Crow’s Eye is a Production Company based in Lincolnshire involving the joint creative team of Nick and Pauline Loven. Covering a wide variety of work from feature length and short films as well as costume drama and music videos, Nick is a filmmaker with 15 years of experience and established his company Crow’s Eye Productions in 2005. Also available as a freelance camera operator, Nick uses broadcast standard equipment and for his most recent film set on First World War battlefields, he undertook pyrotechnic training. Crow’s Eye Productions also has its own Period Costume Wardrobe Department run by Pauline Loven, a costumier with 30 years’ experience. Check out the brilliant work of this dynamic duo at their websites and Twitter links below:
Twitter @CrowseyeUK http://www.crowseye.co.uk Twitter @periodwardrobe http://www.periodcostume.co.uk
Lincoln Film Society
The LFS is a small group of cinephiles who regularly meet at the Venue at Bishop Grosseteste University College in Lincoln. Publishing a set programme for each season, films are selected based on member’s suggestions and research by the Society’s committee. The ‘programme’ is never too specialist because their members have a wide taste in movies and the club also screens other one-off films as well. The Venue’s 230 capacity auditorium with fixed rake seating is the perfect location for the society which also allows temporary members to see films but heartily recommends full membership which can save people money over the course of a year. Like most film societies, Lincoln Film Society requires membership and has reasonable rates for those wishing to join. If interested please email firstname.lastname@example.org for more information.
Last but certainly not least is the brand new production company from Lincolnshire. They are currently fundraising for their debut short film Every Waking Breath which follows the story of Abigail Burton - a young woman who is haunted by the death of her parents when she was a child. After years of mourning she decides that there is only one way she can gain closure - by finding the man responsible and exacting revenge. With very high expectations, the team of Josh Brown (Producer) Scott Driver (Writer/Director), Joel Dunn-Wilson (DoP), Jake Greenan (Sound), Oliver Cowton (Art Director) & Harry Kumar (Editor) have set a preliminary fundraising target of £1,000 at IndieGoGo and have already surpassed their goal. Formed within the well-known Media Production course at the Lincoln School of Film and Media (https://www.lincoln.ac.uk/home/fm) the group will utilise the industry-standard, purpose-built facilities at the University to complete the project.

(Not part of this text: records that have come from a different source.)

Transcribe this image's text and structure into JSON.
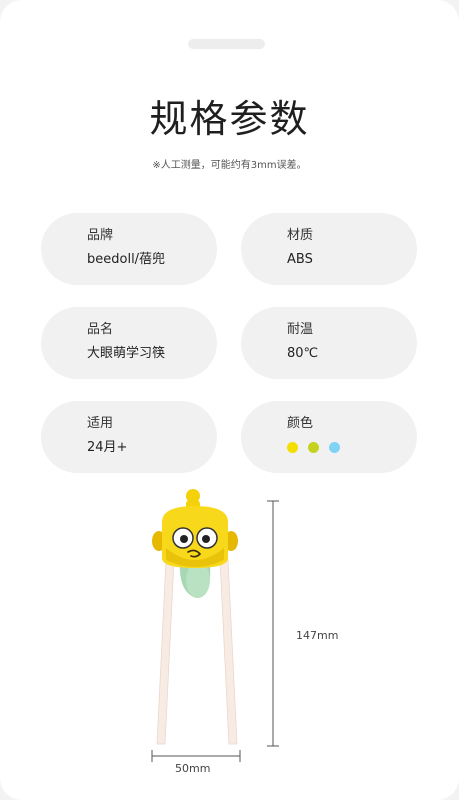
{
  "page": {
    "title": "规格参数",
    "note": "※人工测量，可能约有3mm误差。"
  },
  "specs": [
    {
      "label": "品牌",
      "value": "beedoll/蓓兜"
    },
    {
      "label": "材质",
      "value": "ABS"
    },
    {
      "label": "品名",
      "value": "大眼萌学习筷"
    },
    {
      "label": "耐温",
      "value": "80℃"
    },
    {
      "label": "适用",
      "value": "24月+"
    },
    {
      "label": "颜色",
      "value": ""
    }
  ],
  "colors": [
    "#f4de00",
    "#c6d31c",
    "#7fd3f5"
  ],
  "dimensions": {
    "height": "147mm",
    "width": "50mm"
  }
}
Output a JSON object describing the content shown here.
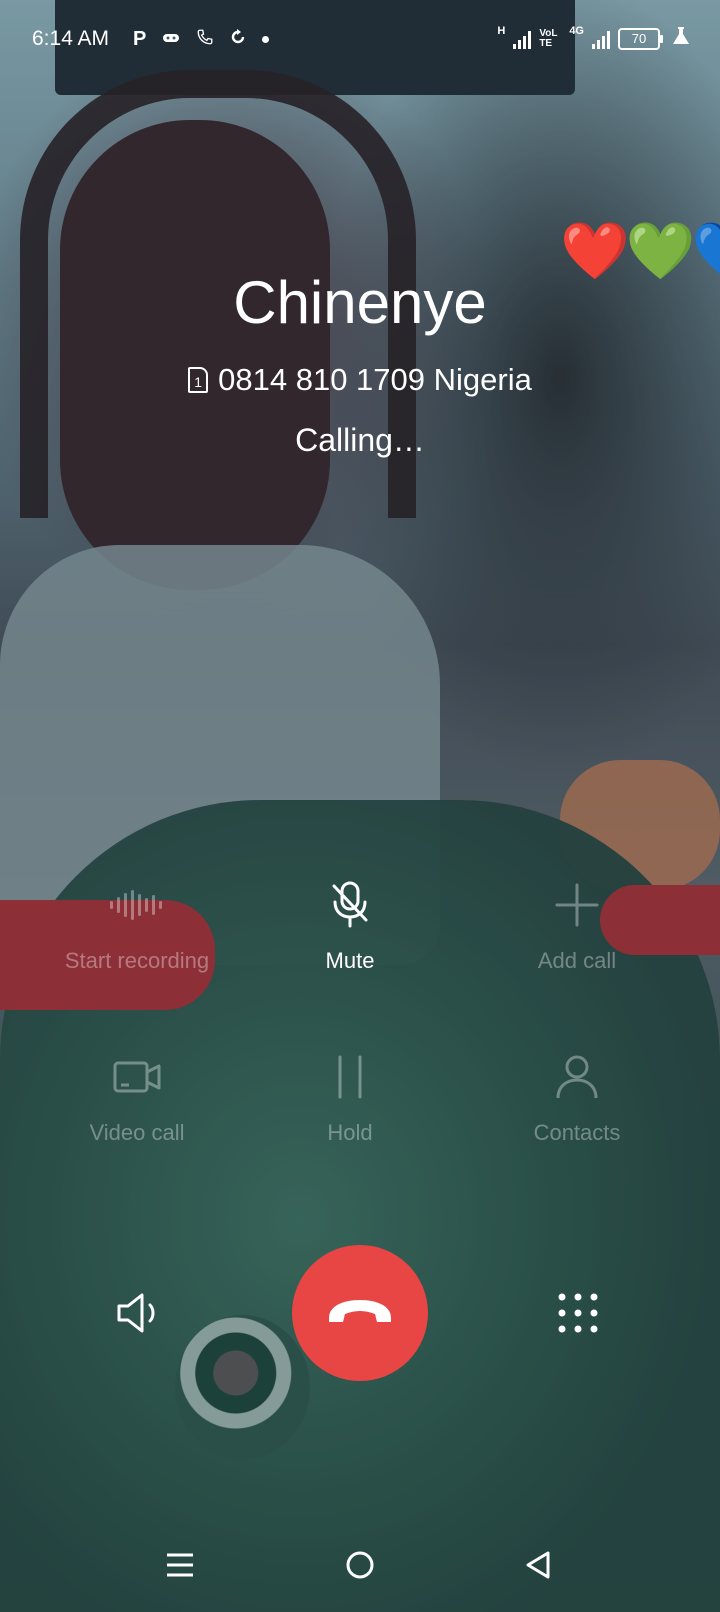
{
  "status_bar": {
    "time": "6:14 AM",
    "network_1": "H",
    "network_2": "VoLTE",
    "network_3": "4G",
    "battery": "70"
  },
  "wallpaper_emoji": "❤️💚💙",
  "caller": {
    "name": "Chinenye",
    "sim_slot": "1",
    "number": "0814 810 1709 Nigeria",
    "status": "Calling…"
  },
  "actions": {
    "start_recording": "Start recording",
    "mute": "Mute",
    "add_call": "Add call",
    "video_call": "Video call",
    "hold": "Hold",
    "contacts": "Contacts"
  },
  "colors": {
    "end_call": "#e84545",
    "text": "#ffffff"
  },
  "icons": {
    "speaker": "speaker-icon",
    "end_call": "end-call-icon",
    "dialpad": "dialpad-icon"
  }
}
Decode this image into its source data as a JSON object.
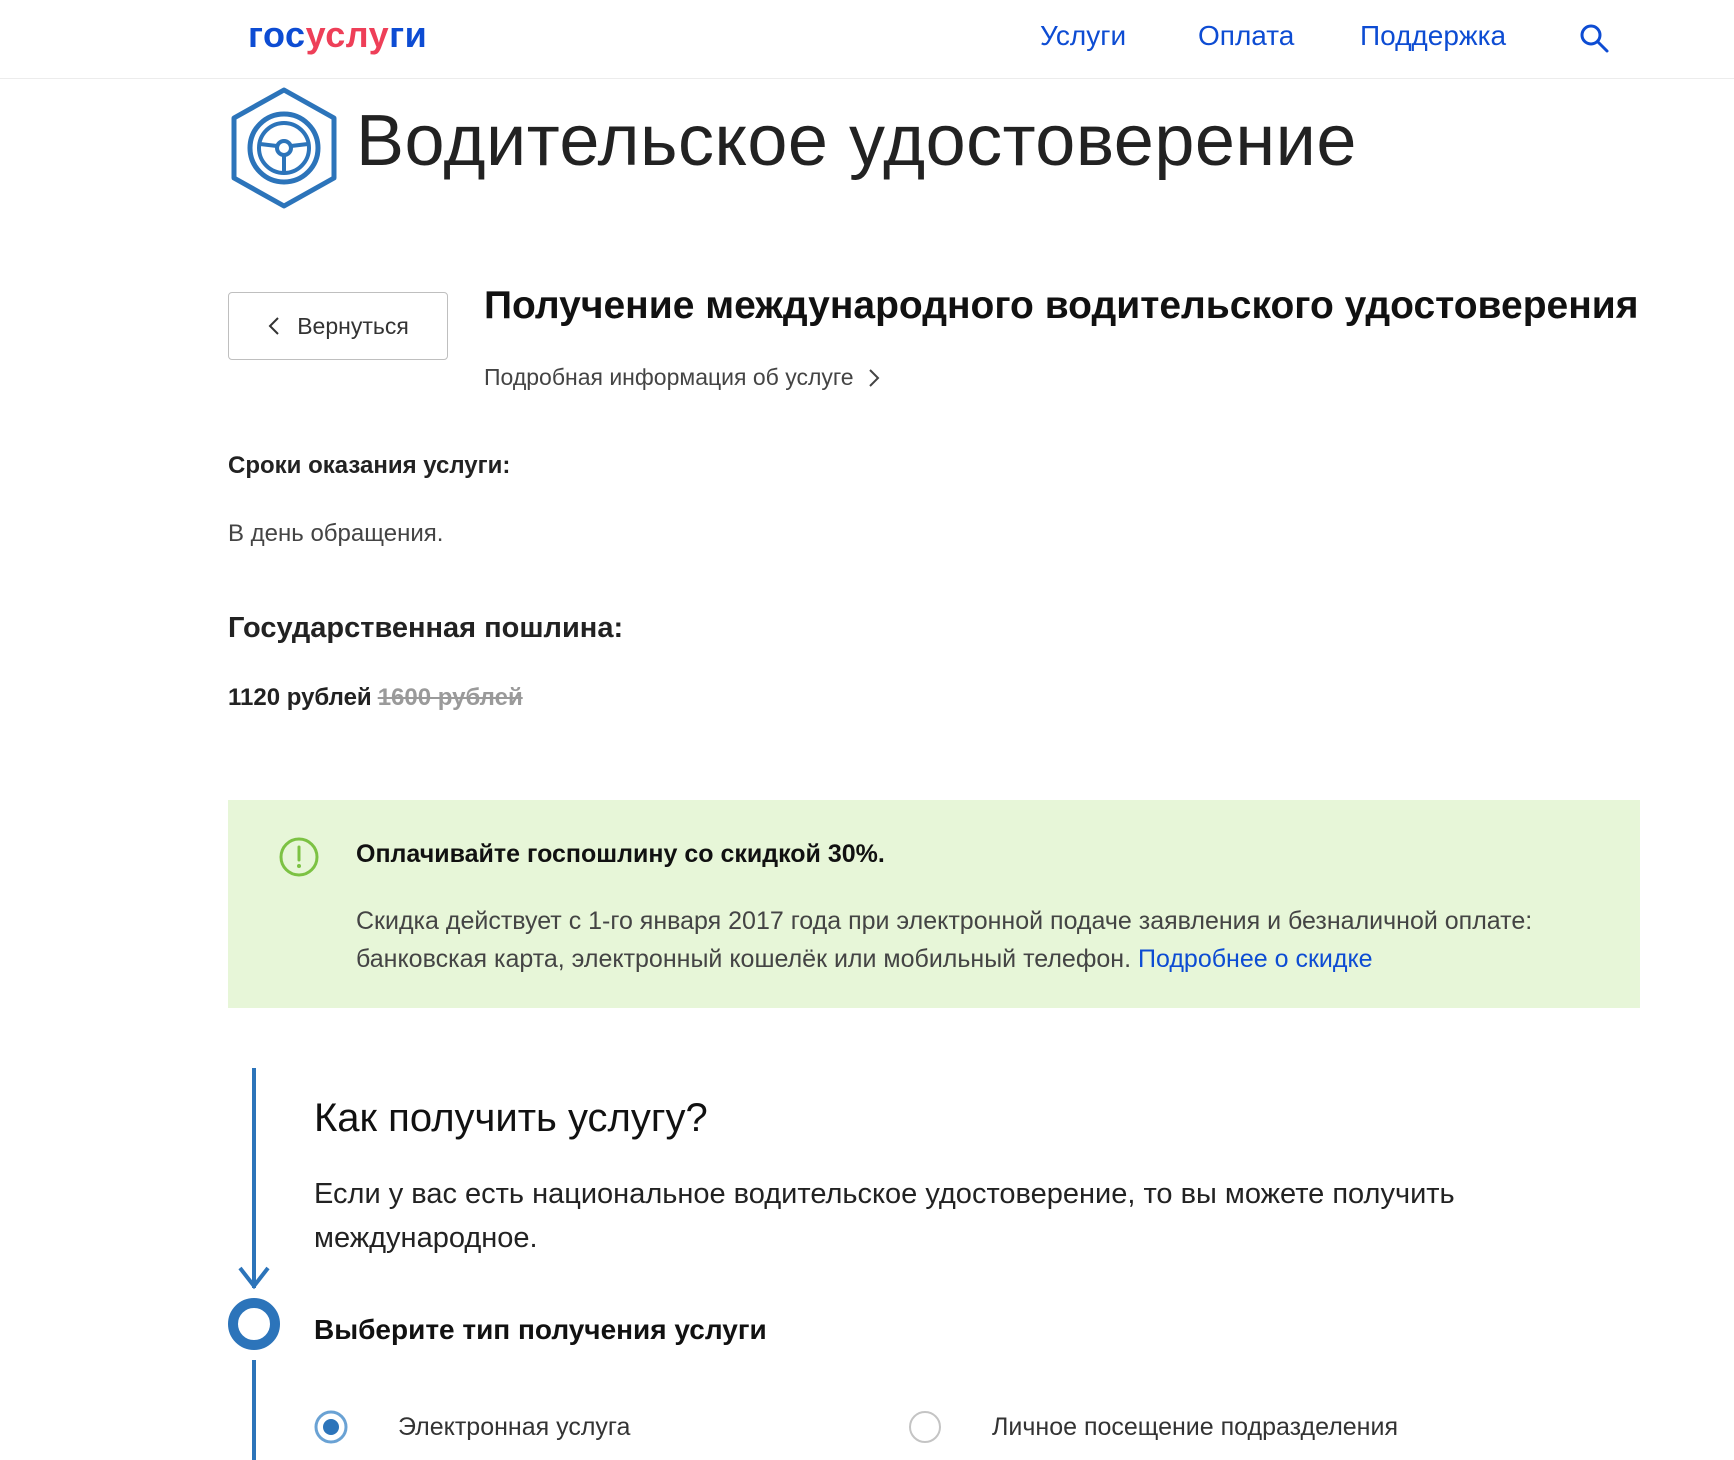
{
  "header": {
    "logo": {
      "gos": "гос",
      "usl": "услу",
      "ru": "ги"
    },
    "nav": [
      {
        "label": "Услуги"
      },
      {
        "label": "Оплата"
      },
      {
        "label": "Поддержка"
      }
    ],
    "search_icon": "search-icon"
  },
  "page": {
    "icon": "steering-wheel-icon",
    "title": "Водительское удостоверение"
  },
  "service": {
    "back_label": "Вернуться",
    "title": "Получение международного водительского удостоверения",
    "details_link": "Подробная информация об услуге"
  },
  "terms": {
    "label": "Сроки оказания услуги:",
    "value": "В день обращения."
  },
  "fee": {
    "label": "Государственная пошлина:",
    "price": "1120 рублей",
    "old_price": "1600 рублей"
  },
  "promo": {
    "icon": "exclamation-circle-icon",
    "title": "Оплачивайте госпошлину со скидкой 30%.",
    "text": "Скидка действует с 1-го января 2017 года при электронной подаче заявления и безналичной оплате: банковская карта, электронный кошелёк или мобильный телефон.",
    "link": "Подробнее о скидке"
  },
  "how": {
    "title": "Как получить услугу?",
    "text": "Если у вас есть национальное водительское удостоверение, то вы можете получить международное.",
    "step_title": "Выберите тип получения услуги",
    "options": [
      {
        "label": "Электронная услуга",
        "selected": true
      },
      {
        "label": "Личное посещение подразделения",
        "selected": false
      }
    ]
  },
  "colors": {
    "brand_blue": "#0d4cd3",
    "brand_red": "#ee3f58",
    "icon_blue": "#2c74ba",
    "promo_bg": "#e7f6d8",
    "promo_icon": "#7cc243"
  }
}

Check their updates here: https://twitter.com/BlackBeetleFilm
Fundraising campaign: https://www.indiegogo.com/projects/every-waking-breath-a-short-film#/
Midlands Movies Mike